■ WORK ORDER
The response should consist of the records, reproduced exactly.

[Saved data entries]
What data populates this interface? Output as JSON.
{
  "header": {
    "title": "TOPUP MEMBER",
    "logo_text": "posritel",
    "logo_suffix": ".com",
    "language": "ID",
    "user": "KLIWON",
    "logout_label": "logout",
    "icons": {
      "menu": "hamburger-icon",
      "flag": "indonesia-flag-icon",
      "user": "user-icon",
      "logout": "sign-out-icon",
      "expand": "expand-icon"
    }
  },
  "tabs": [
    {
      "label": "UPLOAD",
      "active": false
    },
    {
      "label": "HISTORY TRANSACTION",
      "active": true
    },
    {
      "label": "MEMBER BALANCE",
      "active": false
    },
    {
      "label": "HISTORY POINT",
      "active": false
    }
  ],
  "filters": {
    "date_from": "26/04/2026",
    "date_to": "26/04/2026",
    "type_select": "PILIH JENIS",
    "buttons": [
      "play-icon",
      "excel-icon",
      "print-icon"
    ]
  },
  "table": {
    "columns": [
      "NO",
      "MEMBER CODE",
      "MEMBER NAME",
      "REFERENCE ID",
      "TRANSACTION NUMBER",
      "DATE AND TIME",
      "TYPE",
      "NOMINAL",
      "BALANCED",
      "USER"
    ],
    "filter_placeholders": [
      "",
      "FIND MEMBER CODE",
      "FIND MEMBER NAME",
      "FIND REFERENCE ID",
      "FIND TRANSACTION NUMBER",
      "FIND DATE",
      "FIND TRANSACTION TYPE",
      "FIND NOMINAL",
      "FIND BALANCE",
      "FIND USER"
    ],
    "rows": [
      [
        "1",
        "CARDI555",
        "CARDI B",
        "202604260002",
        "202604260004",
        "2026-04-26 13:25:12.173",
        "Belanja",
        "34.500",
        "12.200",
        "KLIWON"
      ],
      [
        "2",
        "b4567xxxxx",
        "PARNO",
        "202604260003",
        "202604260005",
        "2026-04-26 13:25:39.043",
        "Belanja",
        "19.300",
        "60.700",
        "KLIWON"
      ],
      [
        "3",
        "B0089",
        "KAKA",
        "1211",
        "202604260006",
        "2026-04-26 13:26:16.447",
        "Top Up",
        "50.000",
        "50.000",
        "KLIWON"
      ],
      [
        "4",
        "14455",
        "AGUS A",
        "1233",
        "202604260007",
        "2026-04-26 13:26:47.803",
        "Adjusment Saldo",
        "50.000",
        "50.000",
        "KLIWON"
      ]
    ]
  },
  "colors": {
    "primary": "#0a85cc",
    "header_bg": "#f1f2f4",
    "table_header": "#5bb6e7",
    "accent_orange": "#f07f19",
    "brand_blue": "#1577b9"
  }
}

■ ANSWER SPACE
What data populates this interface? Output as JSON.
{
  "header": {
    "title": "TOPUP MEMBER",
    "logo_text": "posritel",
    "logo_suffix": ".com",
    "language": "ID",
    "user": "KLIWON",
    "logout_label": "logout",
    "icons": {
      "menu": "hamburger-icon",
      "flag": "indonesia-flag-icon",
      "user": "user-icon",
      "logout": "sign-out-icon",
      "expand": "expand-icon"
    }
  },
  "tabs": [
    {
      "label": "UPLOAD",
      "active": false
    },
    {
      "label": "HISTORY TRANSACTION",
      "active": true
    },
    {
      "label": "MEMBER BALANCE",
      "active": false
    },
    {
      "label": "HISTORY POINT",
      "active": false
    }
  ],
  "filters": {
    "date_from": "26/04/2026",
    "date_to": "26/04/2026",
    "type_select": "PILIH JENIS",
    "buttons": [
      "play-icon",
      "excel-icon",
      "print-icon"
    ]
  },
  "table": {
    "columns": [
      "NO",
      "MEMBER CODE",
      "MEMBER NAME",
      "REFERENCE ID",
      "TRANSACTION NUMBER",
      "DATE AND TIME",
      "TYPE",
      "NOMINAL",
      "BALANCED",
      "USER"
    ],
    "filter_placeholders": [
      "",
      "FIND MEMBER CODE",
      "FIND MEMBER NAME",
      "FIND REFERENCE ID",
      "FIND TRANSACTION NUMBER",
      "FIND DATE",
      "FIND TRANSACTION TYPE",
      "FIND NOMINAL",
      "FIND BALANCE",
      "FIND USER"
    ],
    "rows": [
      [
        "1",
        "CARDI555",
        "CARDI B",
        "202604260002",
        "202604260004",
        "2026-04-26 13:25:12.173",
        "Belanja",
        "34.500",
        "12.200",
        "KLIWON"
      ],
      [
        "2",
        "b4567xxxxx",
        "PARNO",
        "202604260003",
        "202604260005",
        "2026-04-26 13:25:39.043",
        "Belanja",
        "19.300",
        "60.700",
        "KLIWON"
      ],
      [
        "3",
        "B0089",
        "KAKA",
        "1211",
        "202604260006",
        "2026-04-26 13:26:16.447",
        "Top Up",
        "50.000",
        "50.000",
        "KLIWON"
      ],
      [
        "4",
        "14455",
        "AGUS A",
        "1233",
        "202604260007",
        "2026-04-26 13:26:47.803",
        "Adjusment Saldo",
        "50.000",
        "50.000",
        "KLIWON"
      ]
    ]
  },
  "colors": {
    "primary": "#0a85cc",
    "header_bg": "#f1f2f4",
    "table_header": "#5bb6e7",
    "accent_orange": "#f07f19",
    "brand_blue": "#1577b9"
  }
}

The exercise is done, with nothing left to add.